Cobb is now an endorser for the isoBLOX product being marketed to youth league and softball players, but his disinclination to wear its MLB product on the mound illustrates the current gap between approval and acceptance.

"I haven't had the courage to make a huge adjustment and introduce something new," said Cobb, who added that he didn't receive the padded cap until late in the spring and that the isoBLOX product for MLB pitchers is significantly "more cumbersome" than what's used for children because of the need for protection at far greater speeds.

"We're doing everything we can to refine the cap to where pitchers feel comfortable with it and it's not a distraction," Panko said. "Obviously, widespread adoption is our long-term goal."

As for the new MLB/MLBPA project with Boombang, MLB executive vice president Dan Halem said he hopes to receive substantive recommendations in the offseason that could soon generate new products from manufacturers for consideration.

When asked his reaction to the new MLB/MLBPA effort, Cobb said, "It proves that everybody is putting their differences aside to make real progress together."

MLB and the players' association previously worked with Boombang to devise measures such as a "wrap" to improve the safety of maple bats.

Many acknowledge that for protective headgear among pitchers to become a common sight, it will take improved products and early delivery of an important message.

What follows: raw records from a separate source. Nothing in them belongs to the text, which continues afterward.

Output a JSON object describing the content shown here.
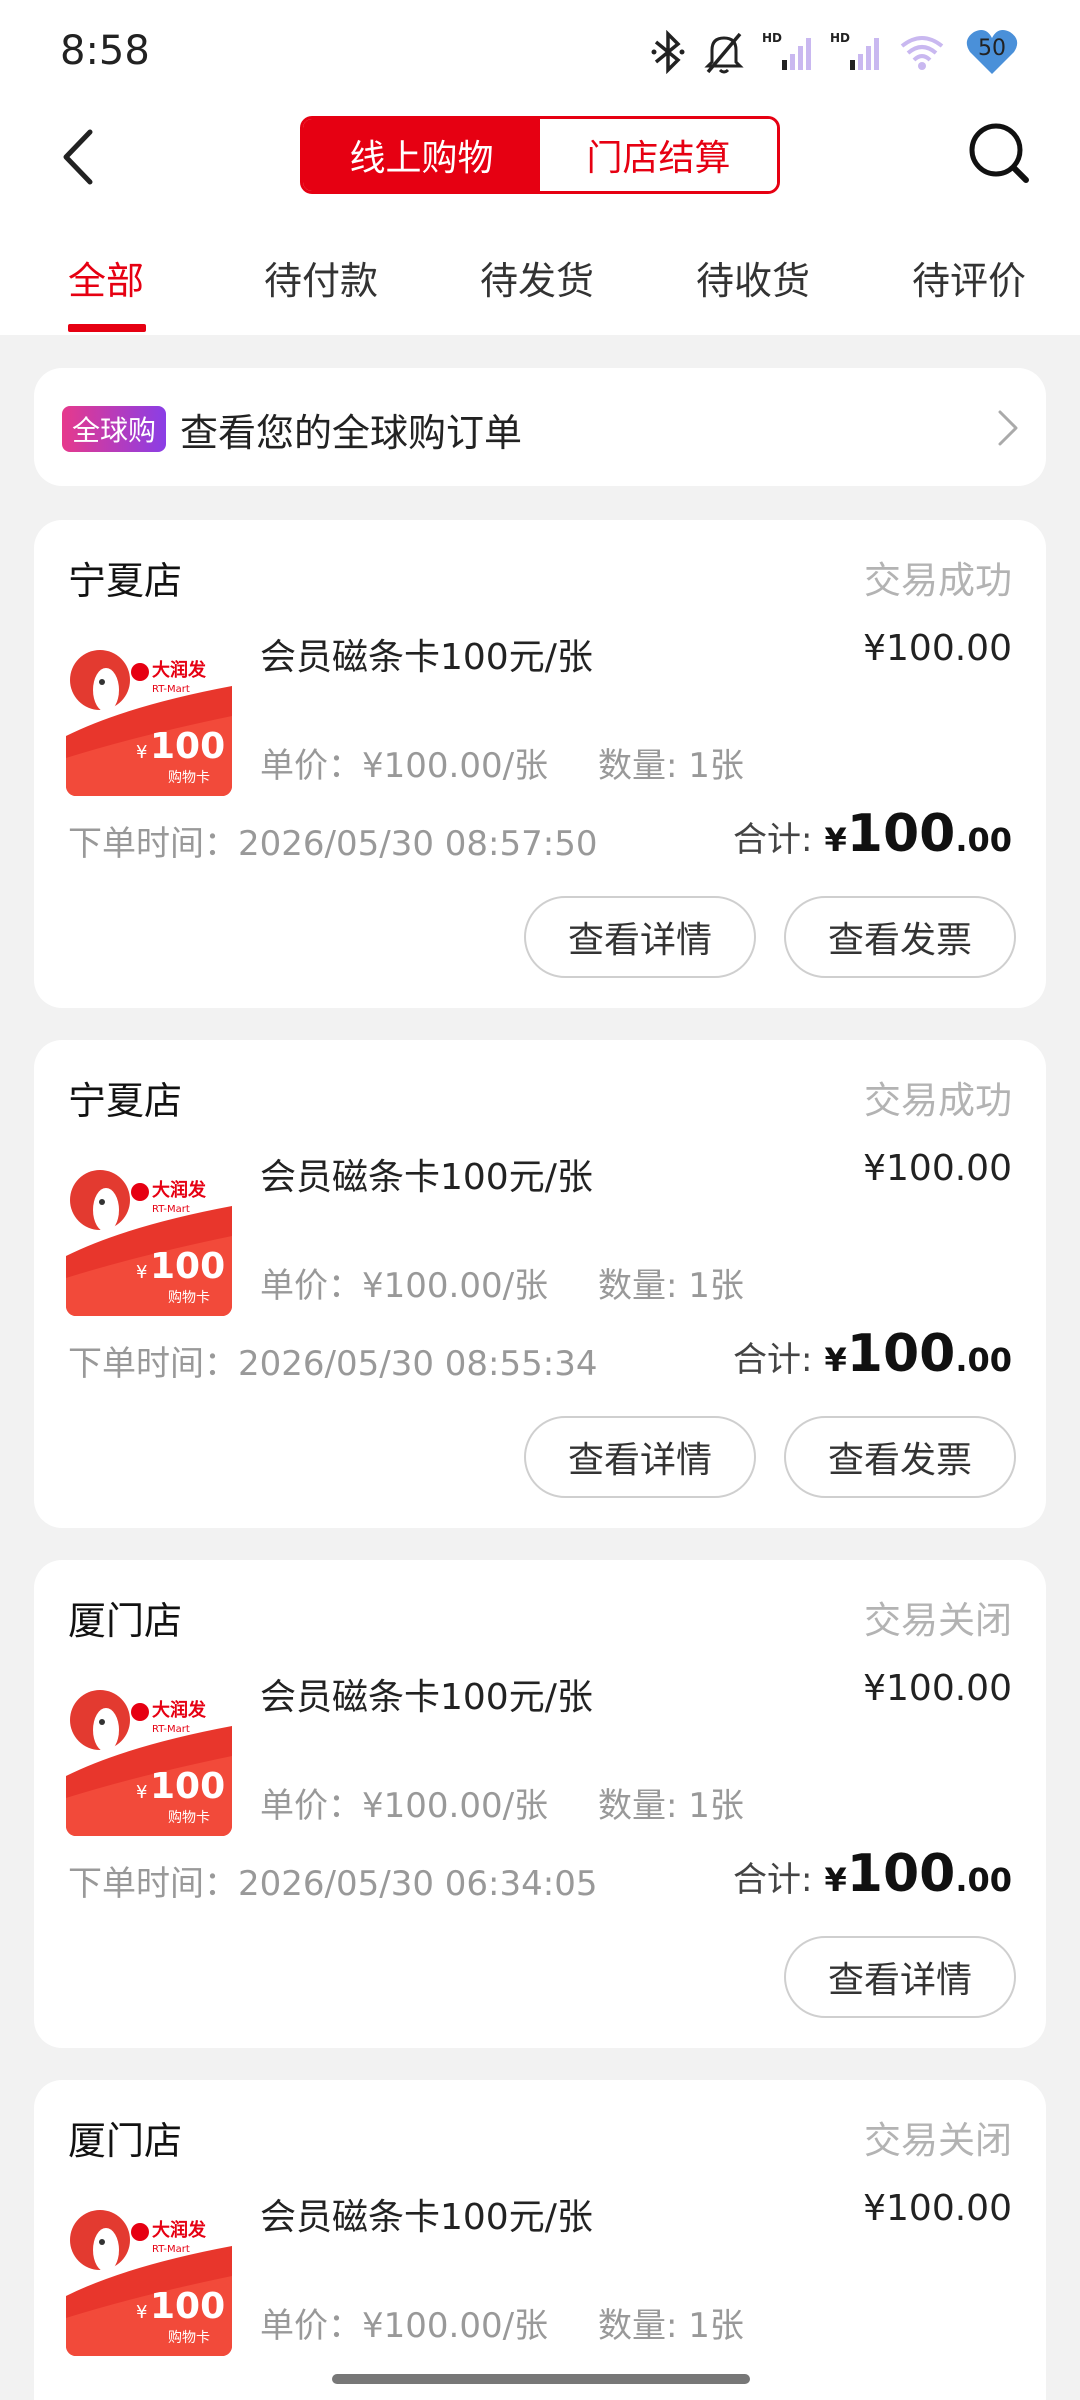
{
  "status_bar": {
    "time": "8:58",
    "battery": "50",
    "icons": [
      "bluetooth-icon",
      "mute-bell-icon",
      "hd-signal-icon",
      "hd-signal-icon",
      "wifi-icon",
      "battery-heart-icon"
    ]
  },
  "header": {
    "segments": [
      "线上购物",
      "门店结算"
    ],
    "active_segment": 0
  },
  "tabs": [
    "全部",
    "待付款",
    "待发货",
    "待收货",
    "待评价"
  ],
  "global_banner": {
    "badge": "全球购",
    "text": "查看您的全球购订单"
  },
  "product_thumb": {
    "brand": "大润发",
    "brand_en": "RT-Mart",
    "yen": "¥",
    "amount": "100",
    "caption": "购物卡"
  },
  "labels": {
    "unit_price_prefix": "单价：",
    "quantity_prefix": "数量: ",
    "order_time_prefix": "下单时间：",
    "total_label": "合计:",
    "yen": "¥",
    "view_detail": "查看详情",
    "view_invoice": "查看发票"
  },
  "orders": [
    {
      "store": "宁夏店",
      "status": "交易成功",
      "product_name": "会员磁条卡100元/张",
      "price": "¥100.00",
      "unit_price": "¥100.00/张",
      "quantity": "1张",
      "order_time": "2026/05/30 08:57:50",
      "total_int": "100",
      "total_dec": ".00",
      "has_invoice": true
    },
    {
      "store": "宁夏店",
      "status": "交易成功",
      "product_name": "会员磁条卡100元/张",
      "price": "¥100.00",
      "unit_price": "¥100.00/张",
      "quantity": "1张",
      "order_time": "2026/05/30 08:55:34",
      "total_int": "100",
      "total_dec": ".00",
      "has_invoice": true
    },
    {
      "store": "厦门店",
      "status": "交易关闭",
      "product_name": "会员磁条卡100元/张",
      "price": "¥100.00",
      "unit_price": "¥100.00/张",
      "quantity": "1张",
      "order_time": "2026/05/30 06:34:05",
      "total_int": "100",
      "total_dec": ".00",
      "has_invoice": false
    },
    {
      "store": "厦门店",
      "status": "交易关闭",
      "product_name": "会员磁条卡100元/张",
      "price": "¥100.00",
      "unit_price": "¥100.00/张",
      "quantity": "1张",
      "order_time": "",
      "total_int": "",
      "total_dec": "",
      "has_invoice": false
    }
  ],
  "colors": {
    "accent": "#e60012",
    "muted": "#999999",
    "status": "#b3b3b3",
    "background": "#f2f2f2"
  }
}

According to Kaye, "The answer at this time is to build upon the progress made in recent years to significantly accelerate culture change around brain safety in youth sports."